One strategy to avoid exposing secrets is to do a multi-stage Dockerfile8. This involves an initial build image that is responsible for building an executable, then copying that executable to the final run image. We can inject build arguments and copy secrets to the build image knowing that the layers created will not be persisted in the final run image.

A multi-stage Dockerfile is structure like so:

FROM node:14-alpine as builder

COPY ./secret.txt /app/secret.txt
RUN touch runnable # imaginary executable

FROM node:14-alpine

COPY --from=builder /app/runnable .

We can see two FROM9 commands where one is labelled as the builder, representing our build image and the other is our run image.

When we inspect the resulting layers from the final run image there is no information about the secret.txt.
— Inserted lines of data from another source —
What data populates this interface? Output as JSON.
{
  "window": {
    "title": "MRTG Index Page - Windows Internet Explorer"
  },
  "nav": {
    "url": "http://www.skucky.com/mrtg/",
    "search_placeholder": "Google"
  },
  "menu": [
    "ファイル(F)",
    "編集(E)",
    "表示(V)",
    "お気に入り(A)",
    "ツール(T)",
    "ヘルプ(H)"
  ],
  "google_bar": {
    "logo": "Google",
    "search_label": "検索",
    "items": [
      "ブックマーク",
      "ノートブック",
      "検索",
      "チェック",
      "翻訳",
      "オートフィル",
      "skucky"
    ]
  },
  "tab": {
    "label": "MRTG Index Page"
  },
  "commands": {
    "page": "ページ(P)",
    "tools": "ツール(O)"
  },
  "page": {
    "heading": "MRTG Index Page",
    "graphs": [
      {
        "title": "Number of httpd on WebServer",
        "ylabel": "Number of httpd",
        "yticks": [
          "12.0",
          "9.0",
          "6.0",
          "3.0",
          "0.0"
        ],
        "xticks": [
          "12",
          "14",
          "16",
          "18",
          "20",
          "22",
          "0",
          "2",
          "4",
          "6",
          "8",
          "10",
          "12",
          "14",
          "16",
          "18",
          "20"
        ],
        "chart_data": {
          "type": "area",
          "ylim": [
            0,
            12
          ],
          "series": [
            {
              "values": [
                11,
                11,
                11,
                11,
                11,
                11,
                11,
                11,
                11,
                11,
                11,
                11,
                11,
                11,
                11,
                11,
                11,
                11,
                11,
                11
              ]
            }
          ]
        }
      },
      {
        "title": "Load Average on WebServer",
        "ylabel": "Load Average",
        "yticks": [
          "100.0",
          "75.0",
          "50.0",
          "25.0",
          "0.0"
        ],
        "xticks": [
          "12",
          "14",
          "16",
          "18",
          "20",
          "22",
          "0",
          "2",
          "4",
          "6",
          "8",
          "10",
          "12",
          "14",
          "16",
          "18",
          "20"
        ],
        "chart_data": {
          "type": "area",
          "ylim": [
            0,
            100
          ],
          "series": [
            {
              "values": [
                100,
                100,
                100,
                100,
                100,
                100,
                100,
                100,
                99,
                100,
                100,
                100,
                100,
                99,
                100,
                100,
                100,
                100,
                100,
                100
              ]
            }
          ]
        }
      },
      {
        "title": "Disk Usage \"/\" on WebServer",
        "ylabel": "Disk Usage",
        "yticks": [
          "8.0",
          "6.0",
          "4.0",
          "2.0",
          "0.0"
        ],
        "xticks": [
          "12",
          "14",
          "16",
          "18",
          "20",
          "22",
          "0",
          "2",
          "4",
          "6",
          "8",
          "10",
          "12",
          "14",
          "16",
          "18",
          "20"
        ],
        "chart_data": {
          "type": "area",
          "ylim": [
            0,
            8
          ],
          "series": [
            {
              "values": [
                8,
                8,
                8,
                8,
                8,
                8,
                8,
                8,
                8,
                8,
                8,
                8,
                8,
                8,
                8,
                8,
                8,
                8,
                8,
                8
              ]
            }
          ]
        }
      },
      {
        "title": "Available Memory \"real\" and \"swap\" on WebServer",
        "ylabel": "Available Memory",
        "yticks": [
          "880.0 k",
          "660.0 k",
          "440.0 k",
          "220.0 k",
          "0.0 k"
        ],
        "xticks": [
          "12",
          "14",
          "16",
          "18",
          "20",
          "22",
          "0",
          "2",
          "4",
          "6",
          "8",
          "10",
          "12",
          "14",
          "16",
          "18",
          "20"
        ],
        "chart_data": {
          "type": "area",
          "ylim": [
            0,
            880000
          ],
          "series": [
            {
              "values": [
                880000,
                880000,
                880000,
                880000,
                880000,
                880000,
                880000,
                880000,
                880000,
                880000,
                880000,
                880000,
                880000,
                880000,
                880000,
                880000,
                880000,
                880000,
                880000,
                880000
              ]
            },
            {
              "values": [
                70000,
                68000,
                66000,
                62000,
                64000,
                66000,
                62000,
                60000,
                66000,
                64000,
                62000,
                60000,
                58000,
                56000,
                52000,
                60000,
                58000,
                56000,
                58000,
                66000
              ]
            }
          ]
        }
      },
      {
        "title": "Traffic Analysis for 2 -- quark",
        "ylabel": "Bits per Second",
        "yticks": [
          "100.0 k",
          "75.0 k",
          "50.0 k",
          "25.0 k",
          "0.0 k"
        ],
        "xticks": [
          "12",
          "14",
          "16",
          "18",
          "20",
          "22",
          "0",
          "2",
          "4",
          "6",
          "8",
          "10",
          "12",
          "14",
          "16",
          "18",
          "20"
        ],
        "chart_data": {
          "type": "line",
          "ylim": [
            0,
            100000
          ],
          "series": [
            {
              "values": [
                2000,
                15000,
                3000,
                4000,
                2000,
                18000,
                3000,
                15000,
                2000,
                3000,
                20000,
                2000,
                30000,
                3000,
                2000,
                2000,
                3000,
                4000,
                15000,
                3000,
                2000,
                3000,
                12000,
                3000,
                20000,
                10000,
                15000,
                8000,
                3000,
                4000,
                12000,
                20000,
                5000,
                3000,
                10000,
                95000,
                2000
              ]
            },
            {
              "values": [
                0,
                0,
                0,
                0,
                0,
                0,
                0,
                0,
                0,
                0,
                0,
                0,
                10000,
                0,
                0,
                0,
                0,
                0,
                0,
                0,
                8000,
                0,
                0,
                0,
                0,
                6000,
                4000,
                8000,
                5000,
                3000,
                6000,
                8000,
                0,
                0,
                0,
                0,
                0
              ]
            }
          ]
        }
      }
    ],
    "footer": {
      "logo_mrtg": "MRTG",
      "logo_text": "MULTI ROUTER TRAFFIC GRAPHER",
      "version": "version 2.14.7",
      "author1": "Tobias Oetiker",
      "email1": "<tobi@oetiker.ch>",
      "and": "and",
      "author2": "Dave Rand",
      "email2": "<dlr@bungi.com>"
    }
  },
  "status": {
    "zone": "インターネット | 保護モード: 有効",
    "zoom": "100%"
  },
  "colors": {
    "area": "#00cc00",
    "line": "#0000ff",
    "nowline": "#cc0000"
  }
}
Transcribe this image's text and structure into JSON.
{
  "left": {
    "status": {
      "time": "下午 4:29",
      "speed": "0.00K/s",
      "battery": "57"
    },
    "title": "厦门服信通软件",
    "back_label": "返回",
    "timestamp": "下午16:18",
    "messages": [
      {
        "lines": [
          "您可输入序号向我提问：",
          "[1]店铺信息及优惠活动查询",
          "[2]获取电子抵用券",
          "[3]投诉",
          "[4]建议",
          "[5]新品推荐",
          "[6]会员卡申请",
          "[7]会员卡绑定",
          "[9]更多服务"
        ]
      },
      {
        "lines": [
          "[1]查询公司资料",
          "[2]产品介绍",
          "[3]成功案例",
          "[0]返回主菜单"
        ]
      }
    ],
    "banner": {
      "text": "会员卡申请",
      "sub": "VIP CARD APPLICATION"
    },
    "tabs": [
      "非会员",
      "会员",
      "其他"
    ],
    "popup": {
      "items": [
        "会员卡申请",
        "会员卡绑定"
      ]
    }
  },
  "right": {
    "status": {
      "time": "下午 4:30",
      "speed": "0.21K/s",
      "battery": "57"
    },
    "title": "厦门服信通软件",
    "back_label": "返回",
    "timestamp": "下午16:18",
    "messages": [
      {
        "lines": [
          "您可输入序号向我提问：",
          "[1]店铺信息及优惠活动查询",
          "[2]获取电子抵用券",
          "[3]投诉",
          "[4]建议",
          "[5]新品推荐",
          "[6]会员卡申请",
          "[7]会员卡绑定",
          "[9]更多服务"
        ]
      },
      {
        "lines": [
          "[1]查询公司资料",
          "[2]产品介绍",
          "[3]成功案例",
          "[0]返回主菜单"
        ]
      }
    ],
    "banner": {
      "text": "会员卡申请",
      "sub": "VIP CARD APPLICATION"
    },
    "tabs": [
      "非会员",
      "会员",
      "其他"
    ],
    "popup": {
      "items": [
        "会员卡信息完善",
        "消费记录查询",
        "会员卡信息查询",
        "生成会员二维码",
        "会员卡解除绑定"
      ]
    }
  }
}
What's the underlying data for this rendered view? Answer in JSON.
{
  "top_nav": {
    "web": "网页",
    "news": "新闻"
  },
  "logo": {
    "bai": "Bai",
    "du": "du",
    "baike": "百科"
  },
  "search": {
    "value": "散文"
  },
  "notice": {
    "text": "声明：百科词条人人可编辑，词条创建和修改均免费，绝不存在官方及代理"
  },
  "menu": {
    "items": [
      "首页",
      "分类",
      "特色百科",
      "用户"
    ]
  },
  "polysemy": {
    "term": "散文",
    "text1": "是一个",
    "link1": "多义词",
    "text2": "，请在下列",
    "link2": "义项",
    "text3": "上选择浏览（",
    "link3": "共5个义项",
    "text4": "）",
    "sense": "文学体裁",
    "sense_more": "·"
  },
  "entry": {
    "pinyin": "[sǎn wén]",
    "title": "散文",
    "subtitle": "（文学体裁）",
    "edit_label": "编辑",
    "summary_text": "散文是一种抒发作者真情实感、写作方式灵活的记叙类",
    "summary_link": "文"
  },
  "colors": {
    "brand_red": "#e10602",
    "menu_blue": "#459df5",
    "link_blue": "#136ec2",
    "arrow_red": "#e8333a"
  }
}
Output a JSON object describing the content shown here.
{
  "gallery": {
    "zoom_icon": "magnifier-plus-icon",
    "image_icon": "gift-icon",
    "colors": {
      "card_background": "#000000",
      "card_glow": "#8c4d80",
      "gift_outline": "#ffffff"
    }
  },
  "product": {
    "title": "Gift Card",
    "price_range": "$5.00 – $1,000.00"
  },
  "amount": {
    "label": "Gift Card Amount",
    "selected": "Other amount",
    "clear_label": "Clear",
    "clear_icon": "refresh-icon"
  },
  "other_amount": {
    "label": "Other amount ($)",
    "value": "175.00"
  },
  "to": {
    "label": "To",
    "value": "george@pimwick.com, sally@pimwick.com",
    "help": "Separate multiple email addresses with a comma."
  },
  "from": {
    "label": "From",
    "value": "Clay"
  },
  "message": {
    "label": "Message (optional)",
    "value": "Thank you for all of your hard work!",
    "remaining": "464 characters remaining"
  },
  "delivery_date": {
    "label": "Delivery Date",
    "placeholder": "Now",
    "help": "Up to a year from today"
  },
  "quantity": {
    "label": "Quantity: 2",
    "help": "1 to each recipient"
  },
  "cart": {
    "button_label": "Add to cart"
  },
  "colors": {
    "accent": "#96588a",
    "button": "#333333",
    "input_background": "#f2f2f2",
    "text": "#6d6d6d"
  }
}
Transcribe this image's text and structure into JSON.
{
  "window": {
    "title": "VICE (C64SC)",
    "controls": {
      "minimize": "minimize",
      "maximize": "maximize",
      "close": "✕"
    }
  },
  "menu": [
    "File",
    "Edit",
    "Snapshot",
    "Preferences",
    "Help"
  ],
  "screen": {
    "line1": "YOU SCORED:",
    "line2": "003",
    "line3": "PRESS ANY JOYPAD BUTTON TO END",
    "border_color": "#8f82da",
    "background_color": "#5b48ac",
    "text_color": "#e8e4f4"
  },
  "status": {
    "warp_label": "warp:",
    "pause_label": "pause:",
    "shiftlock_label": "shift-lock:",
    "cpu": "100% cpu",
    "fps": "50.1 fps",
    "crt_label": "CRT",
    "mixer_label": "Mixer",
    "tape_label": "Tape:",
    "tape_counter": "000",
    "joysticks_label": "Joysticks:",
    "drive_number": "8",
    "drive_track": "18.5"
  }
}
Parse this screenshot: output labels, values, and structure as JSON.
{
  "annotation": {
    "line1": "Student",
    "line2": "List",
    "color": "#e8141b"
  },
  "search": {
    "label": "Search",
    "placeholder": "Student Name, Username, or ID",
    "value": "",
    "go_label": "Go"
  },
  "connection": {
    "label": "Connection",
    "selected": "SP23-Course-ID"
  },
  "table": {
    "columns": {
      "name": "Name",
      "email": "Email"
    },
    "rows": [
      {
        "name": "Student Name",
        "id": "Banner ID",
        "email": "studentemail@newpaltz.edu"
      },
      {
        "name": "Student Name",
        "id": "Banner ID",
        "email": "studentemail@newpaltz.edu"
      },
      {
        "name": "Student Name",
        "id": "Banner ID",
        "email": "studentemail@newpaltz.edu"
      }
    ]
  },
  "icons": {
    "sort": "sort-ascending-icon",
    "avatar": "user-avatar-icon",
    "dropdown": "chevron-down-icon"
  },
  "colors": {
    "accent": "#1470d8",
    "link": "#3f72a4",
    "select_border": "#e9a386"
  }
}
docker build -t multistage_experiment .
docker inspect multistage_experiment
# IMAGE          CREATED             CREATED BY                                      SIZE      COMMENT
# 8c960c11ac09   About an hour ago   COPY /app/runnable . # buildkit                 0B        buildkit.dockerfile.v0
# <missing>      3 hours ago         WORKDIR /app                                    0B        buildkit.dockerfile.v0
# ...

Another advantage of using a multi-stage Dockerfile is the ability to seperate the build and run environments. Typically the build environment has more dependencies as it needs an entire toolchain to build the executable, whereas the run environment just needs the runtime. For example, to build Java .jars, we need the Java Development Kit (JDK), but in order to run a .jar we only need the Java Runtime Environment (JRE), which is much smaller.


Understanding how Docker builds images is important for security. Any file we COPY into the final image, regardless if we delete it with a later command, will be exposed as an intermediate layer. For this reason, we should always copy the bare minimum into a Docker image and in most cases seperate the build and run images using multi-stage Dockerfiles.